───── Supplied material

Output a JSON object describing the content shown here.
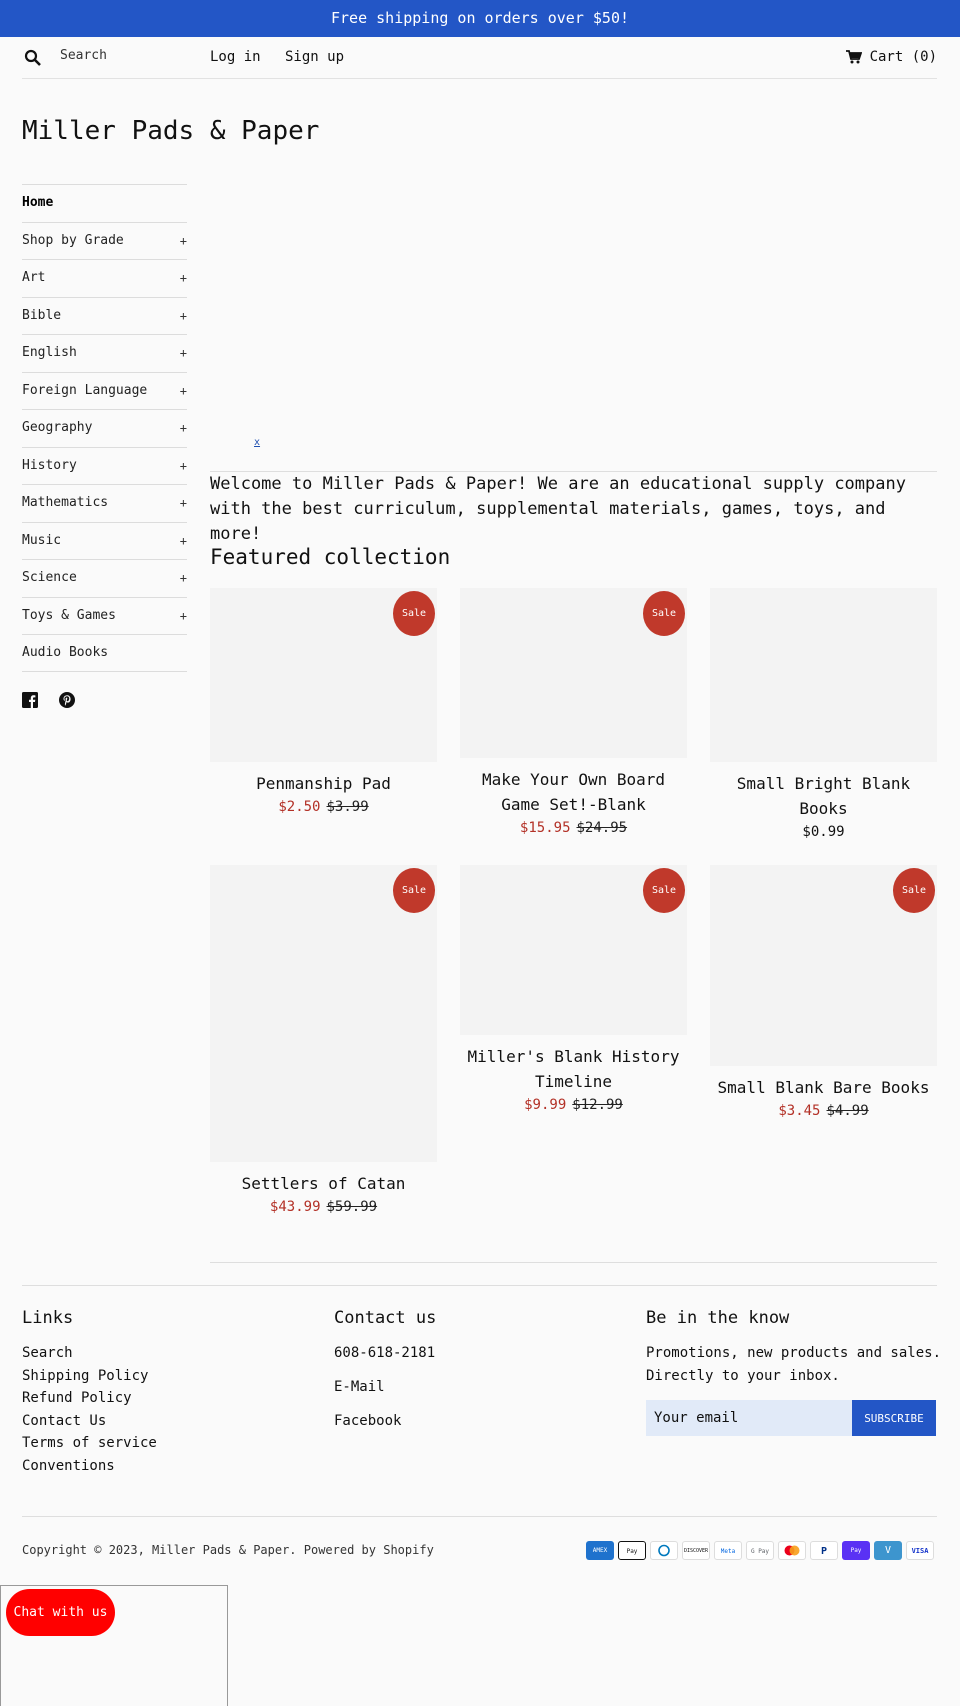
{
  "announcement": "Free shipping on orders over $50!",
  "header": {
    "search_placeholder": "Search",
    "login": "Log in",
    "signup": "Sign up",
    "cart": "Cart (0)"
  },
  "site_title": "Miller Pads & Paper",
  "sidebar": {
    "items": [
      {
        "label": "Home",
        "plus": ""
      },
      {
        "label": "Shop by Grade",
        "plus": "+"
      },
      {
        "label": "Art",
        "plus": "+"
      },
      {
        "label": "Bible",
        "plus": "+"
      },
      {
        "label": "English",
        "plus": "+"
      },
      {
        "label": "Foreign Language",
        "plus": "+"
      },
      {
        "label": "Geography",
        "plus": "+"
      },
      {
        "label": "History",
        "plus": "+"
      },
      {
        "label": "Mathematics",
        "plus": "+"
      },
      {
        "label": "Music",
        "plus": "+"
      },
      {
        "label": "Science",
        "plus": "+"
      },
      {
        "label": "Toys & Games",
        "plus": "+"
      },
      {
        "label": "Audio Books",
        "plus": ""
      }
    ],
    "social": [
      "facebook-icon",
      "pinterest-icon"
    ]
  },
  "hero_mark": "x",
  "welcome": "Welcome to Miller Pads & Paper! We are an educational supply company with the best curriculum, supplemental materials, games, toys, and more!",
  "featured_title": "Featured collection",
  "sale_label": "Sale",
  "products": [
    {
      "name": "Penmanship Pad",
      "sale_price": "$2.50",
      "orig_price": "$3.99"
    },
    {
      "name": "Make Your Own Board Game Set!-Blank",
      "sale_price": "$15.95",
      "orig_price": "$24.95"
    },
    {
      "name": "Small Bright Blank Books",
      "price": "$0.99"
    },
    {
      "name": "Settlers of Catan",
      "sale_price": "$43.99",
      "orig_price": "$59.99"
    },
    {
      "name": "Miller's Blank History Timeline",
      "sale_price": "$9.99",
      "orig_price": "$12.99"
    },
    {
      "name": "Small Blank Bare Books",
      "sale_price": "$3.45",
      "orig_price": "$4.99"
    }
  ],
  "footer": {
    "links_title": "Links",
    "links": [
      "Search",
      "Shipping Policy",
      "Refund Policy",
      "Contact Us",
      "Terms of service",
      "Conventions"
    ],
    "contact_title": "Contact us",
    "contact": [
      "608-618-2181",
      "E-Mail",
      "Facebook"
    ],
    "know_title": "Be in the know",
    "know_text": "Promotions, new products and sales. Directly to your inbox.",
    "email_placeholder": "Your email",
    "subscribe": "SUBSCRIBE",
    "copyright": "Copyright © 2023, Miller Pads & Paper. Powered by Shopify",
    "payments": [
      {
        "icon": "amex-icon",
        "label": "AMEX",
        "color": "#1f72cd"
      },
      {
        "icon": "apple-pay-icon",
        "label": "Pay",
        "color": "#ffffff"
      },
      {
        "icon": "diners-club-icon",
        "label": "",
        "color": "#ffffff"
      },
      {
        "icon": "discover-icon",
        "label": "DISCOVER",
        "color": "#ffffff"
      },
      {
        "icon": "meta-pay-icon",
        "label": "Meta",
        "color": "#ffffff"
      },
      {
        "icon": "google-pay-icon",
        "label": "G Pay",
        "color": "#ffffff"
      },
      {
        "icon": "mastercard-icon",
        "label": "",
        "color": "#ffffff"
      },
      {
        "icon": "paypal-icon",
        "label": "P",
        "color": "#ffffff"
      },
      {
        "icon": "shop-pay-icon",
        "label": "Pay",
        "color": "#5a31f4"
      },
      {
        "icon": "venmo-icon",
        "label": "V",
        "color": "#3d95ce"
      },
      {
        "icon": "visa-icon",
        "label": "VISA",
        "color": "#ffffff"
      }
    ]
  },
  "chat": "Chat with us",
  "colors": {
    "brand_blue": "#2356c6",
    "sale_red": "#c0392b",
    "chat_red": "#ff0000"
  }
}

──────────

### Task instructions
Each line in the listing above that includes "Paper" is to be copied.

### Response to the task
  "site_title": "Miller Pads & Paper",
  "welcome": "Welcome to Miller Pads & Paper! We are an educational supply company with the best curriculum, supplemental materials, games, toys, and more!",
    "copyright": "Copyright © 2023, Miller Pads & Paper. Powered by Shopify",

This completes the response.